### Records supplied
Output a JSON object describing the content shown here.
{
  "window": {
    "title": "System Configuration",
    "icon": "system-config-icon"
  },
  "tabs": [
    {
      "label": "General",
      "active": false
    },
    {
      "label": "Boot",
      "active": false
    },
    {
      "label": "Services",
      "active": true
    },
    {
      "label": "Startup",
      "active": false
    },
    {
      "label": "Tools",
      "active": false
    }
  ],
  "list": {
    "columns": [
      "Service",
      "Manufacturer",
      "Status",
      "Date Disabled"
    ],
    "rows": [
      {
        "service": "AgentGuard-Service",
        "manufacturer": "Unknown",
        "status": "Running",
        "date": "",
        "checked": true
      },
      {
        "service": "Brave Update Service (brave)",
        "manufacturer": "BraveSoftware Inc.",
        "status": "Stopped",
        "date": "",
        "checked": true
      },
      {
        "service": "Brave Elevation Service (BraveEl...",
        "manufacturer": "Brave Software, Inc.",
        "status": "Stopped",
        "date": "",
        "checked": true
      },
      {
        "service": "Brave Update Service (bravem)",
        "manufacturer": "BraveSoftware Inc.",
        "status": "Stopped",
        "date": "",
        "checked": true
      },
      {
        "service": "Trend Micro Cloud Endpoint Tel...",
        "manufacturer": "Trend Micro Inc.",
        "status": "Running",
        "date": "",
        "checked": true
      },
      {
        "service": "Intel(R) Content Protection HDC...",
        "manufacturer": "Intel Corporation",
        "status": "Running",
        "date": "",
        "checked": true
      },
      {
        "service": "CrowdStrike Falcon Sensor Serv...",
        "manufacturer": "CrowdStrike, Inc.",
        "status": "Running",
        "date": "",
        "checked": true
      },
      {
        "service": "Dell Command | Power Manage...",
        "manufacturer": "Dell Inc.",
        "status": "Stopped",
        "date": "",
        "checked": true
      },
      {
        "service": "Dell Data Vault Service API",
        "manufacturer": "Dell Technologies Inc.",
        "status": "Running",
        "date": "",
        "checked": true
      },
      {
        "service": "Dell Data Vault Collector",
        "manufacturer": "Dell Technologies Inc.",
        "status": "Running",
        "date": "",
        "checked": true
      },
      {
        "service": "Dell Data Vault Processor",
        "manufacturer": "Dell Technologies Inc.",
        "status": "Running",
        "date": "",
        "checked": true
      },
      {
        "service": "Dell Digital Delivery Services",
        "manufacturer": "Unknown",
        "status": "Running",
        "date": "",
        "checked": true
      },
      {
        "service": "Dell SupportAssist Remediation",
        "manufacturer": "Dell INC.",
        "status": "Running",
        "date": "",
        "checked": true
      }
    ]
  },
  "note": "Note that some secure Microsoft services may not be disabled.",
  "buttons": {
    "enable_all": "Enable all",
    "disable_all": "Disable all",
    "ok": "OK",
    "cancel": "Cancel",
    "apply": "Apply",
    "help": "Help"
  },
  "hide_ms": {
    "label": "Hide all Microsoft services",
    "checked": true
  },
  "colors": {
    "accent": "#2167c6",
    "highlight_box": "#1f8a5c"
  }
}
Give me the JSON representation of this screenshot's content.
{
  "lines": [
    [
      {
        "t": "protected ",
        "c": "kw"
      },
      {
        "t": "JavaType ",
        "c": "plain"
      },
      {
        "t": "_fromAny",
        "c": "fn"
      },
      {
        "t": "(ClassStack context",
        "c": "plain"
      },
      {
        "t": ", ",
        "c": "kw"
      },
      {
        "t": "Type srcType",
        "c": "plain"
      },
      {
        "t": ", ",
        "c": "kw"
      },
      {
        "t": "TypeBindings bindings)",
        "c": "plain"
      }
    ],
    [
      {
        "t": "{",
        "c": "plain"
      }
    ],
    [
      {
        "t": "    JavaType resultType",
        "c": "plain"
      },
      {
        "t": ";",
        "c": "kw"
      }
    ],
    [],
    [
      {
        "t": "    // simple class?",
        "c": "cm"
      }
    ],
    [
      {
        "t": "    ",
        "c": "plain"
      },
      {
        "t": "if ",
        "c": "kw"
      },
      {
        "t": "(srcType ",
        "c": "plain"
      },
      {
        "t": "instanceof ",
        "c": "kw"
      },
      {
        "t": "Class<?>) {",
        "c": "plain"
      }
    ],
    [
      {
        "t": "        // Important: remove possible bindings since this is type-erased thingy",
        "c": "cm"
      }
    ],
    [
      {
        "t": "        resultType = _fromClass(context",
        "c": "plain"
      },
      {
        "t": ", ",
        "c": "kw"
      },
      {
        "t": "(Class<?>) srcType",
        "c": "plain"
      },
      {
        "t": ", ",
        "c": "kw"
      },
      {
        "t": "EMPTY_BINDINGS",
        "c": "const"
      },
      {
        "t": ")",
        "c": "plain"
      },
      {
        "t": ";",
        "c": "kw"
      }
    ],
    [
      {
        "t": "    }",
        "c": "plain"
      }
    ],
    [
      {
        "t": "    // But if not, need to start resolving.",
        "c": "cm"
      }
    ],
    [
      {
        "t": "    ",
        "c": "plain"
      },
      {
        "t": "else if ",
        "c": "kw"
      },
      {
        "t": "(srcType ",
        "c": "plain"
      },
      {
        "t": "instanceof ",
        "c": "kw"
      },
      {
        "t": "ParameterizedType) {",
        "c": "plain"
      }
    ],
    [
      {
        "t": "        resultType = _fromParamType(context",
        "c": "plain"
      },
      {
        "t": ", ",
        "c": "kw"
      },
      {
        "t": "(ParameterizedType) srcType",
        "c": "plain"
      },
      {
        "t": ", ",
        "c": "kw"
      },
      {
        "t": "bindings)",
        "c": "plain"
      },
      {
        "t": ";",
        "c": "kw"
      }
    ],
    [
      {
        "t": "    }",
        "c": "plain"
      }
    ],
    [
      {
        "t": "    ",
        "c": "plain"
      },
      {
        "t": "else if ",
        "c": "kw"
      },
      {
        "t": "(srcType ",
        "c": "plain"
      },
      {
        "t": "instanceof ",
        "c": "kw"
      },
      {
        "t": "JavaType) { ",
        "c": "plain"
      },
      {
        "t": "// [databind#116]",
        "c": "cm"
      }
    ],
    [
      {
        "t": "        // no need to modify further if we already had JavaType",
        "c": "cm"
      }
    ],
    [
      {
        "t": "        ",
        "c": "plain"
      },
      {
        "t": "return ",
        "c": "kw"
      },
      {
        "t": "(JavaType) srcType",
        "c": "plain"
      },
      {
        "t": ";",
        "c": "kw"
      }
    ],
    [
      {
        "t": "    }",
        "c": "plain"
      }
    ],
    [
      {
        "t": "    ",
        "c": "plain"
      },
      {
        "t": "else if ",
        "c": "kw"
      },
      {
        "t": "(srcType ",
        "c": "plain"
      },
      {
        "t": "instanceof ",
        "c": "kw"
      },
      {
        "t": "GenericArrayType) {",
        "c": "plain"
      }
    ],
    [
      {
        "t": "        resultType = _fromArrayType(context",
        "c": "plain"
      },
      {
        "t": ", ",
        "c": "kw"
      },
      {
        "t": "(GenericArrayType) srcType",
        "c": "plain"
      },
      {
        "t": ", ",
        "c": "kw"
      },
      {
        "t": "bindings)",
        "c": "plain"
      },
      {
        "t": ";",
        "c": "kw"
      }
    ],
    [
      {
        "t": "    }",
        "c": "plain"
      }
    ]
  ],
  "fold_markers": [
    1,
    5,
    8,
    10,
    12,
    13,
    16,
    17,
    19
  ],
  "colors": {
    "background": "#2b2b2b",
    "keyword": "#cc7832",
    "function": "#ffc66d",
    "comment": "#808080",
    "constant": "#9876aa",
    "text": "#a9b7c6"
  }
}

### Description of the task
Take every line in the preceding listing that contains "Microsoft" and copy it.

### Reply to the task
  "note": "Note that some secure Microsoft services may not be disabled.",
    "label": "Hide all Microsoft services",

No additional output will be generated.